Recall that a subset A of the real line is a perfect set if A is closed in Euclidean topology of the real line and that every point of A is a limit point of A. Any closed and bounded interval [a,b] is a perfect set. The Cantor sets (the middle third version and other variations) are perfect sets (see the links #7 and #8 below). It turns out that any nonempty perfect set contains a Cantor set. In this series of posts on Euclidean topology of the real line, by Cantor sets we mean any set that can be constructed by a binary process of splitting closed intervals into two halves at each stage (see links for #6 and #8 below). We demonstrate the algorithm of constructing a Cantor set from any perfect set. This post (part I) shows that any nonempty perfect set is uncountable. Knowing that a perfect is uncountable will simplify the construction process (next post).

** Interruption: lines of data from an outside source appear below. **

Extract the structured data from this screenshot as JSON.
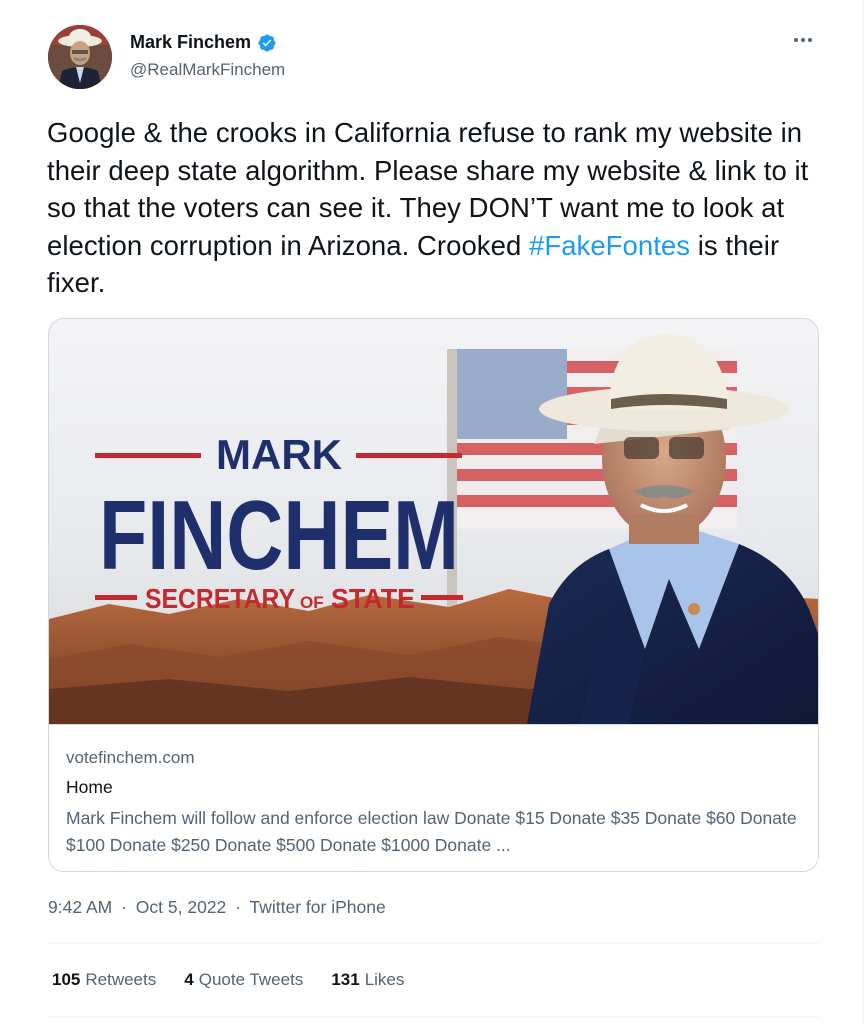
{
  "tweet": {
    "author": {
      "display_name": "Mark Finchem",
      "handle": "@RealMarkFinchem",
      "verified": true
    },
    "text_parts": {
      "before_hashtag": "Google & the crooks in California refuse to rank my website in their deep state algorithm. Please share my website & link to it so that the voters can see it. They DON’T want me to look at election corruption in Arizona. Crooked ",
      "hashtag": "#FakeFontes",
      "after_hashtag": " is their fixer."
    },
    "card": {
      "image_text": {
        "first": "MARK",
        "last": "FINCHEM",
        "office_part1": "SECRETARY",
        "office_part2": "OF",
        "office_part3": "STATE"
      },
      "domain": "votefinchem.com",
      "title": "Home",
      "description": "Mark Finchem will follow and enforce election law Donate $15 Donate $35 Donate $60 Donate $100 Donate $250 Donate $500 Donate $1000 Donate ..."
    },
    "timestamp": {
      "time": "9:42 AM",
      "separator": "·",
      "date": "Oct 5, 2022",
      "source": "Twitter for iPhone"
    },
    "stats": {
      "retweets_count": "105",
      "retweets_label": "Retweets",
      "quotes_count": "4",
      "quotes_label": "Quote Tweets",
      "likes_count": "131",
      "likes_label": "Likes"
    }
  },
  "colors": {
    "link_blue": "#1d9bf0",
    "secondary_text": "#536471",
    "primary_text": "#0f1419",
    "banner_navy": "#1f2f6b",
    "banner_red": "#c5282f"
  }
}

Suppose W \subset \mathbb{R} is a nonempty perfect subset. We show that W is uncountable. Since W has at least one point and every point is a limit point, W is infinite. The key to showing W is uncountable is that every nested decreasing sequence of compact subsets of the real line (actually in any topological space) has nonempty intersection. If W happens to be countable, we can define a nested sequence of compact subsets of W with empty intersection. Thus W cannot be countable.

The following lemma is a corollary to Theorem 3 in the post # 4 listed below. The lemma applies to any abstract spaces where compactness can be defined. We state the lemma in terms of the real line since this is our focus.

Lemma
Suppose C_1,C_2,C_3, \cdots are compact subsets of the real line such that

\displaystyle C_1 \supset C_2 \supset C_3 \supset \cdots.

Then \bigcap \limits_{n=1}^{\infty} C_n \ne \phi.

To make the argument that W is uncountable more precise, suppose that W is countable. Then we can enumerate W in a sequence indexed by the positive integers. We have:

\displaystyle W=\left\{w_1,w_2,w_3,\cdots\right\}

Pick a bounded open interval O_1 such that w_1 \in O_1. Next, pick an open interval O_2 such that \overline{O_2} \subset O_1 and w_2 \notin \overline{O_2} and O_2 \cap W \ne \phi.

In the n^{th} stage where n \ge 2, pick an open interval O_n such that \overline{O_n} \subset O_{n-1} and w_n \notin \overline{O_n} and O_n \cap W \ne \phi. Since W is a perfect set, the induction step can continue at every stage.

Now, let C_n=\overline{O_n} \cap W. Note that C_n is a compact set since \overline{O_n} is compact. By the lemma, the intersection of the C_n must be nonempty. By the induction steps, no point of W belongs to all the sets \overline{O_n}, implying the intersection of C_n is empty, a contradiction. Thus W must be uncountable.

Remark
As a corollary, the real line and the unit intervals are uncountable. A more interesting corollary is that any nonempty perfect set has a two-sided limit point. In fact all but countably many points of a nonempty perfect set are two sided limit points. See the post The Lindelof property of the real line for a proof that any uncountable subset of the real line has a two sided limit point. This fact will simplify the construction of a Cantor set from a perfect set.

Links to previous posts on the topology of the real line:
1. The Euclidean topology of the real line (1)
2. The Euclidean topology of the real line (2)
3. The Euclidean topology of the real line (3) – Completeness
4. The Euclidean topology of the real line (4) – Compactness
5. The Cantor bus tour
6. The Cantor set, I
7. The Cantor set, II
8. The Cantor set, III

Reference

  1. Rudin, W., Principles of Mathematical Analysis, Third Edition, 1976, McGraw-Hill, Inc, New York.